A public safety officer at the University of Southern California (USC) has been charged with vehicular manslaughter in connection with a fatal car accident on the college campus last year. Additionally, the parents of the car crash victim have filed a wrongful death lawsuit against the other motorist and against the school.

The auto accident occurred around 6:30 a.m. on December 3, 2015 at the entrance to the USC campus. Kelsey Dresser was driving a 1996 Chrysler LeBaron and pulling into the South Los Angeles campus of USC when Miguel Guerra, a USC public safety officer who was on duty at the time, crashed into her vehicle. Guerra was traveling eastbound on Jefferson Boulevard in response to a report of a suspicious person at a campus parking garage. The force of impact caused Dresser’s car to move approximately 40 feet across the roadway even after the collision.

It was later determined by law enforcement that Guerra was traveling well above the speed limit when he collided with Dresser’s red convertible. According to officials, Guerra’s patrol vehicle had a crash data storage system, also known as a “black box,” indicating that the safety officer was speeding at 69 mph just prior to the fatal car accident. (The posted speed limit on that part of the roadway was 25 mph.) Moreover, the black box data reportedly indicated that the gas pedal in Guerra’s vehicle was pressed to the floor just before the crash.

Dresser sustained catastrophic injuries in the accident and was listed in critical condition on the night of the accident. Tragically, she passed away just one day later.

Dresser was just 23 years old when she died as a result of her accident-related injuries. She had enrolled in graduate school at USC, with her goal being to earn a grad degree and go on to become a mental health counselor.

Prosecutors in Los Angeles ultimately decided to criminally charge Guerra. The 37-year-old public safety officer has been charged with vehicular manslaughter because authorities allege that he was negligently speeding when he caused the fatal auto accident.

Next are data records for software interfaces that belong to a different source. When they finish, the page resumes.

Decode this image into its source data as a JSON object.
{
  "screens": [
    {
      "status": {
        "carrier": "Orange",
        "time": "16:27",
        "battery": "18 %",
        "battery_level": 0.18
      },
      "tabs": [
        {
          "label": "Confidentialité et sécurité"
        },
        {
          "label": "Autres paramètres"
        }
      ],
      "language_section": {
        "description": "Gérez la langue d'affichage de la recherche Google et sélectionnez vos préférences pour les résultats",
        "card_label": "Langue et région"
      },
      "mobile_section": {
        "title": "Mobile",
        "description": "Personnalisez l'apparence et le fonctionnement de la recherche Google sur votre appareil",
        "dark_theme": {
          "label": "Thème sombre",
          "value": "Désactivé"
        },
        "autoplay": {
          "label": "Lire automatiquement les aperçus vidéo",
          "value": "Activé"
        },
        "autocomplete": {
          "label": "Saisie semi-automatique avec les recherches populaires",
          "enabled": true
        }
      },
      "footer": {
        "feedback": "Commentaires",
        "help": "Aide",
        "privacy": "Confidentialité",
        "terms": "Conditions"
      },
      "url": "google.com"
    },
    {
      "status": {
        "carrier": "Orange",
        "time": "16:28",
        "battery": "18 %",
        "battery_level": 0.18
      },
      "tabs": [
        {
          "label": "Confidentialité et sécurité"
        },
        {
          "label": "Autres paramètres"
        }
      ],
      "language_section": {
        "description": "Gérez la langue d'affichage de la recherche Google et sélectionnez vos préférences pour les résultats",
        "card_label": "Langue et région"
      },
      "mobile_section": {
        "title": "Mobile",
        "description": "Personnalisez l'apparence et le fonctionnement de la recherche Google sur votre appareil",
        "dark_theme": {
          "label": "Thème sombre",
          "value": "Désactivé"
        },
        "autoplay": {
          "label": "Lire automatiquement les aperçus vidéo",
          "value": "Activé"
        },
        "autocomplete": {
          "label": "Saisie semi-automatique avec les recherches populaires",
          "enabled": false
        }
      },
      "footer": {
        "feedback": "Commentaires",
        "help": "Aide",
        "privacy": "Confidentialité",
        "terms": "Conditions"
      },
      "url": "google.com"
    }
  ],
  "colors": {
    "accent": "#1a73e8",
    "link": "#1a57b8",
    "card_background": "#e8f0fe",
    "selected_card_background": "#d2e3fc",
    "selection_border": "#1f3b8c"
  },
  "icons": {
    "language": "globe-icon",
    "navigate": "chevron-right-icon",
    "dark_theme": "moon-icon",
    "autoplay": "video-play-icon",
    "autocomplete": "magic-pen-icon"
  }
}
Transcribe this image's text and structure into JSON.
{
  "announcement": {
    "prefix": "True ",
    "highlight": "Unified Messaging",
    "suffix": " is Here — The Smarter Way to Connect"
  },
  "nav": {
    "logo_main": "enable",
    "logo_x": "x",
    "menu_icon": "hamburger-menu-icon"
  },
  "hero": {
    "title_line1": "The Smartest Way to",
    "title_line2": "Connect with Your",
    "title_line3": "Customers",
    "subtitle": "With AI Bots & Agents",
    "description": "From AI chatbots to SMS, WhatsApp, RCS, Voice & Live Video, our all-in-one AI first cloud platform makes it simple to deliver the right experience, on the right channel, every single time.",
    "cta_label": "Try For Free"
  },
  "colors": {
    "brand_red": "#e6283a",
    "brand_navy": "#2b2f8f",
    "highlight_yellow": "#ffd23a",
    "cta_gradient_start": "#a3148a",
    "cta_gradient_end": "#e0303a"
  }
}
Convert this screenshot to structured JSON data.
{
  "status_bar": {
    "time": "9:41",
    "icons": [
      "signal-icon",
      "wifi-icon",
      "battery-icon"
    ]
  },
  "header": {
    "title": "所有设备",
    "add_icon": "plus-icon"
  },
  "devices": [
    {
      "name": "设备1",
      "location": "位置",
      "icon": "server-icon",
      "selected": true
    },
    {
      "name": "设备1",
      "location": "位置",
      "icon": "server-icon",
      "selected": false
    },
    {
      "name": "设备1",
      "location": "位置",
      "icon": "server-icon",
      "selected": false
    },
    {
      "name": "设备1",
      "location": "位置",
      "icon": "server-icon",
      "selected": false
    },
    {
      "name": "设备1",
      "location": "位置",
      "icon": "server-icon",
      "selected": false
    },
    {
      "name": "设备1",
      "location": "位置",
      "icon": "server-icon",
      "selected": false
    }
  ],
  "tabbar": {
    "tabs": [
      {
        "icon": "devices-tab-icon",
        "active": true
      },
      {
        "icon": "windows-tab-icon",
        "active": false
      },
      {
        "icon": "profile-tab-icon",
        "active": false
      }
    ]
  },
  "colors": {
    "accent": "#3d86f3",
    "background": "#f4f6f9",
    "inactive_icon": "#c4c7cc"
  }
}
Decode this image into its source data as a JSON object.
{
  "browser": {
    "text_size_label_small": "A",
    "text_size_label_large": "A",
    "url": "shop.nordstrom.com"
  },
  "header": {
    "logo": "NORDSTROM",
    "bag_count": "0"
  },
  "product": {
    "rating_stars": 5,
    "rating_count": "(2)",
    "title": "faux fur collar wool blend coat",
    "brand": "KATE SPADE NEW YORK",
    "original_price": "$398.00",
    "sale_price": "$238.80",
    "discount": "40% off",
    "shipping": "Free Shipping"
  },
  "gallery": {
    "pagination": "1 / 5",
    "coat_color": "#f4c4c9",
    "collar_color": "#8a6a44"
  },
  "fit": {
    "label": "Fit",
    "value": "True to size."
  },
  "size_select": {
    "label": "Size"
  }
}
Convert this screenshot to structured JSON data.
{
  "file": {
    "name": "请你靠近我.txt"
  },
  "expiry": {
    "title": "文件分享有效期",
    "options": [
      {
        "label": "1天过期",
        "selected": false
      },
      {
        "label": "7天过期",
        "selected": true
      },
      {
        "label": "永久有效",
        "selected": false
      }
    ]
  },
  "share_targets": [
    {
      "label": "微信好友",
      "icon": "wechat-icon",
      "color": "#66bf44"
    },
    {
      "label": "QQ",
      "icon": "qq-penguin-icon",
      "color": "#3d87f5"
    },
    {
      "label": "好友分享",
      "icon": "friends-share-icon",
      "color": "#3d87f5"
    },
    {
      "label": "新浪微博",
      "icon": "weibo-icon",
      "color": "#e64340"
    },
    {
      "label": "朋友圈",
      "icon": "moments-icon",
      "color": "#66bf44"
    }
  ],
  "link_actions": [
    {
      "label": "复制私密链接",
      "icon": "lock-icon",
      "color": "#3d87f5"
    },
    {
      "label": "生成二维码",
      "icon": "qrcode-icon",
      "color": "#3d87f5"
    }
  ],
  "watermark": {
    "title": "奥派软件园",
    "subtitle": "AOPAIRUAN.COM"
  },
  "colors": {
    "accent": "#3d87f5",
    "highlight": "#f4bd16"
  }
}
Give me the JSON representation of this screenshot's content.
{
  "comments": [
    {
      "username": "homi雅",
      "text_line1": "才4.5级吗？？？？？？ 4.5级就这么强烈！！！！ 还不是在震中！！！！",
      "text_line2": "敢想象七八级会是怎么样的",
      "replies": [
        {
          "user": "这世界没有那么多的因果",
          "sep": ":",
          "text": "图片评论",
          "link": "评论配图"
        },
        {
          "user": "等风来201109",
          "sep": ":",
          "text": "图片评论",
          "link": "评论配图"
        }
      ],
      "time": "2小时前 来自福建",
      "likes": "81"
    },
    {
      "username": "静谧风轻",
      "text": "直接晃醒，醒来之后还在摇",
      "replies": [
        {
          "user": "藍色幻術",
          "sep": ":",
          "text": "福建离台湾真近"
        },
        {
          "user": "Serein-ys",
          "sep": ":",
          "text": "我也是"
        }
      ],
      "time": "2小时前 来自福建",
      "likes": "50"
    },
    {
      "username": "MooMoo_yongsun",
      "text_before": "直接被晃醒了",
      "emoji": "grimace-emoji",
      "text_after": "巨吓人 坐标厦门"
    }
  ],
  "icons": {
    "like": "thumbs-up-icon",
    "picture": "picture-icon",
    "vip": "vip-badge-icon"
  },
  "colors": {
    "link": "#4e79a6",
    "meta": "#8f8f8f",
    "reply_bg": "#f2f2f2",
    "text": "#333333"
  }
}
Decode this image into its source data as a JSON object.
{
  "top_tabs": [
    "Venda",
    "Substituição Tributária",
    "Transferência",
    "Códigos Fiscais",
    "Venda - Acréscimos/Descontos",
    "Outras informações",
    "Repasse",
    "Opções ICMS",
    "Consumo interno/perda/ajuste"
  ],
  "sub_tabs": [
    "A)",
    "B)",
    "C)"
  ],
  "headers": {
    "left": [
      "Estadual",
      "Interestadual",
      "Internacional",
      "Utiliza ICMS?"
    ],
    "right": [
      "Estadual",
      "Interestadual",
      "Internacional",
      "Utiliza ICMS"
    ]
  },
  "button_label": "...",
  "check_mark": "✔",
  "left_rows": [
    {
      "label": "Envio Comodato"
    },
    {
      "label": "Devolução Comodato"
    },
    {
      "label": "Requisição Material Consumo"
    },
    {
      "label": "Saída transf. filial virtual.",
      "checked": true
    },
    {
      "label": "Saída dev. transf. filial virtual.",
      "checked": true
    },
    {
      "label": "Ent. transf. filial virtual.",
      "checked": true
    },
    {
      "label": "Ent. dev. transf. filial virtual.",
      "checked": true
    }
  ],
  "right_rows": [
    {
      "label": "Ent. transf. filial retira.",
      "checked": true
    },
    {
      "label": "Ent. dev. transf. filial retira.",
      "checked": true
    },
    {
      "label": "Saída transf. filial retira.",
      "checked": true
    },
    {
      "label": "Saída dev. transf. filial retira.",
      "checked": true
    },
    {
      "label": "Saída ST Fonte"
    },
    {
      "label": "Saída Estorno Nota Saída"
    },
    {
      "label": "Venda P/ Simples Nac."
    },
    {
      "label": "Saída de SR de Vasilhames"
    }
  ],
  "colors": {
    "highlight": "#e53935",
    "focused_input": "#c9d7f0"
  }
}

Although a criminal trial would have significant consequences for Guerra, the outcome of the criminal case won’t necessarily affect the wrongful death claim that was recently filed against both Guerra and USC. The wrongful death lawsuit was filed by Dresser’s parents, who have alleged that USC is legally responsible for the negligent actions of its employee. Under the legal theory of respondeat superior, an employer may be liable for the actions of an employee who is acting within the scope and course of employment. The wrongful death suit filed by Dresser’s parents goes a step further, alleging that USC also failed to adequately train Guerra for his role as a public safety officer.

To learn more, view the Los Angeles Times article, A Car Crash at USC Left a Student Dead and a Campus Officer Charged with Manslaughter.

If you lost a loved one in an auto accident on a California road, a qualified personal injury and wrongful death lawyer can help you. At The Paris Firm, we can help. Contact The Paris Firm now to schedule a free initial consultation.